This year Cybereason detailed such an attack titled Triple Threat. In this attack, criminals who were targeting large enterprises used the Emotet trojan to deliver the TrickBot trojan. Once infected, TrickBot would begin harvesting sensitive information so the criminals could decide if the company was in the target vertical. If it was included in their targeted networks, then TrickBot would deliver Ryuk Ransomware. This trend of chaining together trojans first surfaced last year when Emotet infections began grabbing Trickbot, Zeus Panda, IcedID and AZOrult after compromising a device.
Over the last two years, there have been several takedowns related to botnets and criminal activity. For example, in April 2018, the US, UK and Netherlands authorities took down Webstresser.org. WebStresser was one of the most active DDoS-for-Hire sites on the market with over a hundred thousand users! Not only did the authorities seize the domain, but in 2019 the they began going after the users of Webstresser.org as part of Operation Power OFF.
One take-down that I did not touch on this year was the raid that Zack Whittaker of TechCrunch covered at the end of December 2018, when the FBI with assistance from the NCA, Dutch Nation Police and several companies were able to seize 15 stresser services. These services included some of the more notable attack platforms like Defcon.pro, Str3ssed.me, Bullstresser.net and downthem.org. Amid the major crackdown, an operator of eight DDoS-for-Hire platforms also pleaded guilty for his role in launching over 3 million DDoS attacks.
Over the past year, the tactics and procedures used by authorities to take down criminals has shifted. While targeting the individual bothereder’s or operator running a stresser service serves its purpose, law enforcement is now focusing on targeting the source and those that profit from host these malicious activates. In a recent ZDNet article, Catalin Cimpanu covered the details of a raid against bulletproof hosting provider KV Solutions, a known malicious /24 that hosted several IoT botnets used to launch denial of service attacks.

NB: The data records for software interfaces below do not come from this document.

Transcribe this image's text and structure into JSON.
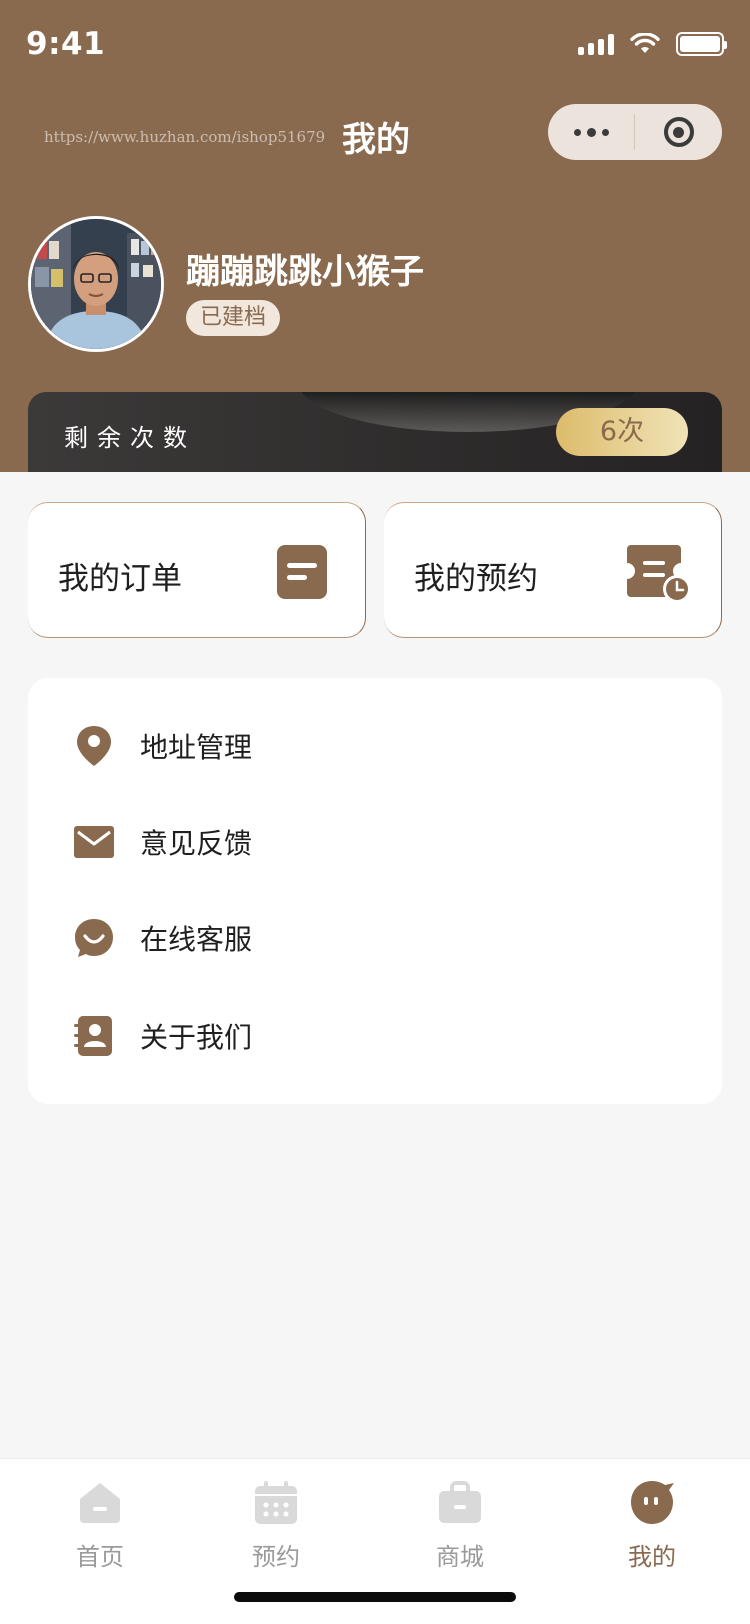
{
  "status_bar": {
    "time": "9:41"
  },
  "header": {
    "url_watermark": "https://www.huzhan.com/ishop51679",
    "title": "我的",
    "brand_color": "#8a6a4f"
  },
  "profile": {
    "name": "蹦蹦跳跳小猴子",
    "badge": "已建档"
  },
  "remaining": {
    "label": "剩余次数",
    "value": "6次"
  },
  "quick_actions": [
    {
      "label": "我的订单",
      "icon": "order-list-icon"
    },
    {
      "label": "我的预约",
      "icon": "appointment-ticket-icon"
    }
  ],
  "menu": [
    {
      "label": "地址管理",
      "icon": "location-pin-icon"
    },
    {
      "label": "意见反馈",
      "icon": "mail-icon"
    },
    {
      "label": "在线客服",
      "icon": "smile-chat-icon"
    },
    {
      "label": "关于我们",
      "icon": "contact-book-icon"
    }
  ],
  "tabs": [
    {
      "label": "首页",
      "icon": "home-icon",
      "active": false
    },
    {
      "label": "预约",
      "icon": "calendar-icon",
      "active": false
    },
    {
      "label": "商城",
      "icon": "bag-icon",
      "active": false
    },
    {
      "label": "我的",
      "icon": "profile-face-icon",
      "active": true
    }
  ],
  "colors": {
    "accent": "#8a6a4f",
    "tab_inactive": "#9a9a9a",
    "gold": "#dcbc6c"
  }
}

In another recent large-scale raid, and a clear shift in targeting those that host malicious services, German cops raided cyberbunker 2.0, another bulletproof hosting provider that hosted everything from child pornography to notorious darknet markets like Cannabis Road, Wall Street Market and OrangeChemicals.

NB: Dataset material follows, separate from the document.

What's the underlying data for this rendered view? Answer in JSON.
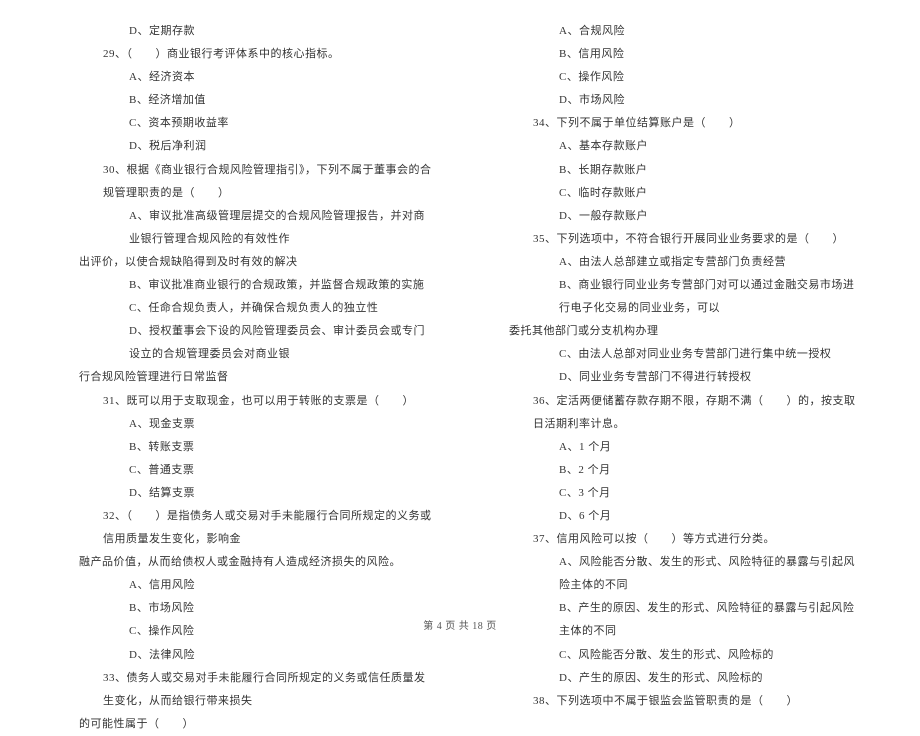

Other notable events from the past year include:
The escalation in the threat landscape continues to evolve into 2020. The public cloud is fully in scope for cybercriminals looking to compromise enterprise equipment. While cloud adoption is touted as a faster and easier solution for corporations, it’s clear that security is currently lacking and overlooked for performance and overall cost savings. As a result, more destructive Botnets and attack vectors are on their way in 2020 as criminals not only focus on resource-constrained IoT devices, but also look to target and infect powerful cloud-based servers.
If the growth of the attack landscape continues at this rate, we as security practitioners need to begin asking serious questions. Questions like, should we ban or limit the use of IoT devices, especially in the enterprise, until the risk has been mitigated?

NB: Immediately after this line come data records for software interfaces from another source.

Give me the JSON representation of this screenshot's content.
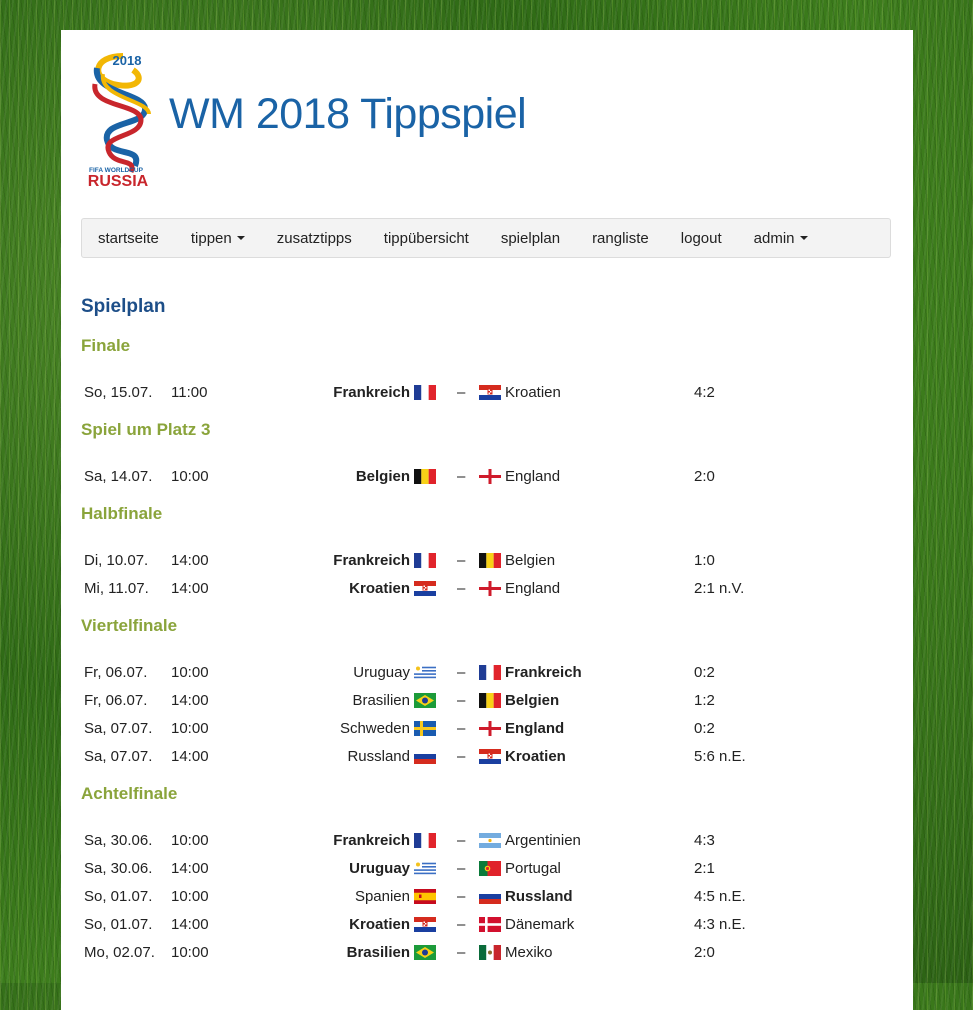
{
  "header": {
    "title": "WM 2018 Tippspiel",
    "logo_year": "2018",
    "logo_line1": "FIFA WORLDCUP",
    "logo_line2": "RUSSIA"
  },
  "nav": {
    "items": [
      {
        "label": "startseite",
        "dropdown": false
      },
      {
        "label": "tippen",
        "dropdown": true
      },
      {
        "label": "zusatztipps",
        "dropdown": false
      },
      {
        "label": "tippübersicht",
        "dropdown": false
      },
      {
        "label": "spielplan",
        "dropdown": false
      },
      {
        "label": "rangliste",
        "dropdown": false
      },
      {
        "label": "logout",
        "dropdown": false
      },
      {
        "label": "admin",
        "dropdown": true
      }
    ]
  },
  "page": {
    "heading": "Spielplan"
  },
  "dash": "–",
  "rounds": [
    {
      "title": "Finale",
      "games": [
        {
          "date": "So, 15.07.",
          "time": "11:00",
          "home": "Frankreich",
          "home_flag": "fr",
          "away": "Kroatien",
          "away_flag": "hr",
          "score": "4:2",
          "winner": "home"
        }
      ]
    },
    {
      "title": "Spiel um Platz 3",
      "games": [
        {
          "date": "Sa, 14.07.",
          "time": "10:00",
          "home": "Belgien",
          "home_flag": "be",
          "away": "England",
          "away_flag": "en",
          "score": "2:0",
          "winner": "home"
        }
      ]
    },
    {
      "title": "Halbfinale",
      "games": [
        {
          "date": "Di, 10.07.",
          "time": "14:00",
          "home": "Frankreich",
          "home_flag": "fr",
          "away": "Belgien",
          "away_flag": "be",
          "score": "1:0",
          "winner": "home"
        },
        {
          "date": "Mi, 11.07.",
          "time": "14:00",
          "home": "Kroatien",
          "home_flag": "hr",
          "away": "England",
          "away_flag": "en",
          "score": "2:1 n.V.",
          "winner": "home"
        }
      ]
    },
    {
      "title": "Viertelfinale",
      "games": [
        {
          "date": "Fr, 06.07.",
          "time": "10:00",
          "home": "Uruguay",
          "home_flag": "uy",
          "away": "Frankreich",
          "away_flag": "fr",
          "score": "0:2",
          "winner": "away"
        },
        {
          "date": "Fr, 06.07.",
          "time": "14:00",
          "home": "Brasilien",
          "home_flag": "br",
          "away": "Belgien",
          "away_flag": "be",
          "score": "1:2",
          "winner": "away"
        },
        {
          "date": "Sa, 07.07.",
          "time": "10:00",
          "home": "Schweden",
          "home_flag": "se",
          "away": "England",
          "away_flag": "en",
          "score": "0:2",
          "winner": "away"
        },
        {
          "date": "Sa, 07.07.",
          "time": "14:00",
          "home": "Russland",
          "home_flag": "ru",
          "away": "Kroatien",
          "away_flag": "hr",
          "score": "5:6 n.E.",
          "winner": "away"
        }
      ]
    },
    {
      "title": "Achtelfinale",
      "games": [
        {
          "date": "Sa, 30.06.",
          "time": "10:00",
          "home": "Frankreich",
          "home_flag": "fr",
          "away": "Argentinien",
          "away_flag": "ar",
          "score": "4:3",
          "winner": "home"
        },
        {
          "date": "Sa, 30.06.",
          "time": "14:00",
          "home": "Uruguay",
          "home_flag": "uy",
          "away": "Portugal",
          "away_flag": "pt",
          "score": "2:1",
          "winner": "home"
        },
        {
          "date": "So, 01.07.",
          "time": "10:00",
          "home": "Spanien",
          "home_flag": "es",
          "away": "Russland",
          "away_flag": "ru",
          "score": "4:5 n.E.",
          "winner": "away"
        },
        {
          "date": "So, 01.07.",
          "time": "14:00",
          "home": "Kroatien",
          "home_flag": "hr",
          "away": "Dänemark",
          "away_flag": "dk",
          "score": "4:3 n.E.",
          "winner": "home"
        },
        {
          "date": "Mo, 02.07.",
          "time": "10:00",
          "home": "Brasilien",
          "home_flag": "br",
          "away": "Mexiko",
          "away_flag": "mx",
          "score": "2:0",
          "winner": "home"
        }
      ]
    }
  ]
}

Read the original post at: https://blog.radware.com/security/botnets/2019/10/scan-exploit-control/